Not a single one is true!

Even so, I am not going to swallow gum, launch a new boat on Friday or taunt a bull with red cape..…just in case. Bulls, it seems, are attracted to the movement of the cape, not the colour, but I have one story that demonstrates that some horses are definitely attracted to red.

While visiting one summer, I wanted to walk down to the farthest tip of West Head with Dad. I wanted him to show me where my great-grandparents, John and Wilhemina Roache, lived when he was a boy. I had heard that there were remnants of foundations of houses that had burned down long before I was born, including my great-grandparents’ home.

Family folklore maintained that all their belongings had been stored safely in a shed. Hmmmm. Did Great-grandmother Wilhemina, a devoted Baptist, have a hand in it? Say it isn’t true…p-l-e-a-s-e! They left the end of West Head and moved “up the road” closer to town where both the weather and the land are much more hospitable. Dad and I jumped in his brand, spanking new 1985 GM truck and drove as far down as possible and then set out to walk to the very end. There were several horses grazing in a field near the truck, but we didn’t think anything of it. I preferred horses over long-horned cattle that shared the space. That was until Dad just happened to look back and observed something bizarre unfolding. The horses had circled the flashy, shiny, RED truck. Stranger still, the horses reared up and placed their hooves squarely on the hood of the truck.

In a split second, fire flew from Dad’s eyes and his rage was evident. He hollered at them, pelted them with rocks, but the horses paid no attention. Had they had fallen under the spell of the RED truck? Were they smelling the paint? Were they licking the paint?

Nope, they were actually EATING the paint.

Had I not witnessed it with my own eyes, I would have dismissed it as another one of Dad’s far-fetched yarns. The horses were not  remotely fazed by our presence and kept up their gnawing. Our afternoon walk down memory lane came to a screeching halt. We returned to the truck, jumped in and took off for home. Dad was livid. He stormed into the house saying very nasty things about horses in general — starvegutted, cursed, the spawn of Satan, good-for-nothing varmints.

Fortunately, this type of damage is covered by the comprehensive portion of vehicle insurance.
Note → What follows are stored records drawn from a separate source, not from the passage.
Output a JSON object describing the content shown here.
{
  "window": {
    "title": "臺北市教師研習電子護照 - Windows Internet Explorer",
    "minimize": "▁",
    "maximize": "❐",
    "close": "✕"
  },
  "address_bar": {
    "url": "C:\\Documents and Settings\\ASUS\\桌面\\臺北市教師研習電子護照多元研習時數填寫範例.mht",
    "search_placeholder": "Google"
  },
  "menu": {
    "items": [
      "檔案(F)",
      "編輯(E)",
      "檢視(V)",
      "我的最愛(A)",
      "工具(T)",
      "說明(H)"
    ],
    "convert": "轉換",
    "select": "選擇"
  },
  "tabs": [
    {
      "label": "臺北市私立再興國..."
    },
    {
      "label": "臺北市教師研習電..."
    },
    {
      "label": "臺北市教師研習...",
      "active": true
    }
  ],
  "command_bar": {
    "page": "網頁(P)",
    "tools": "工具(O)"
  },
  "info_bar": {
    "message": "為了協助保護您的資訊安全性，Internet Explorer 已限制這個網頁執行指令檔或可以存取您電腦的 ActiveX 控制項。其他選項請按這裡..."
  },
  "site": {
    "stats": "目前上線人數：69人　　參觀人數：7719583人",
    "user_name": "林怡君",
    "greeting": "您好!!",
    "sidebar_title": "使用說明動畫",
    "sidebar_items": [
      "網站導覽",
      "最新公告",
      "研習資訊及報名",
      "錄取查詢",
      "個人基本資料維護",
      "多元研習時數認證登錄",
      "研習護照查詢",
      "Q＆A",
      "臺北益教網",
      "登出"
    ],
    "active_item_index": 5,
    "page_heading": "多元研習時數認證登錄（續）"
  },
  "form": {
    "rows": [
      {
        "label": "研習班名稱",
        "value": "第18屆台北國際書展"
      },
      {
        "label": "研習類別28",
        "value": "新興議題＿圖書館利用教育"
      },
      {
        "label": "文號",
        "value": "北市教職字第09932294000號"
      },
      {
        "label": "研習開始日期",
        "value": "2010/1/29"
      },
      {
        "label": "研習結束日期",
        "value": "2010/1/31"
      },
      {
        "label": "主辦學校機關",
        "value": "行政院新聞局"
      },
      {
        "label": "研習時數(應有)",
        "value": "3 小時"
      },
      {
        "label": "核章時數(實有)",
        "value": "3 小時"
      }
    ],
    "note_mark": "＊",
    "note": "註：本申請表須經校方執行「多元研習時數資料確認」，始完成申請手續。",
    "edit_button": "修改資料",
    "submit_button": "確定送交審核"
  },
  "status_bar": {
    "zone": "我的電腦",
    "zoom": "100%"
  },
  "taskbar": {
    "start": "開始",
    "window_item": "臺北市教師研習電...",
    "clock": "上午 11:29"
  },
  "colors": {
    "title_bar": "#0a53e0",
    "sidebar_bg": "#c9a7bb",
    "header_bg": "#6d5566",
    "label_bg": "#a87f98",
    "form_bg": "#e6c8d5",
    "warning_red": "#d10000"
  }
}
The next day, Dad called his insurance company to report what had happened. An adjuster came out to survey the damage. Dad repeated the events to him and I was there to confirm his story. The adjuster had never heard such a  story in his long career.
The brainstorming began and the adjuster presented several possibilities. The truck had been vandalized by Martians or scratched up by blowing sand or keyed by someone with a grudge or dented by a freak hail storm or had collided with a low flying flock of geese. After much discussion, the adjuster agreed to submit a claim for damage that occurred in the Shelburne Mall parking.

The adjuster had to lie??? Weird.

In due time, Dad’s truck was repainted and no one would have guessed there had been any previous damage. Everything looked as good as new and he drove it for at least twenty years.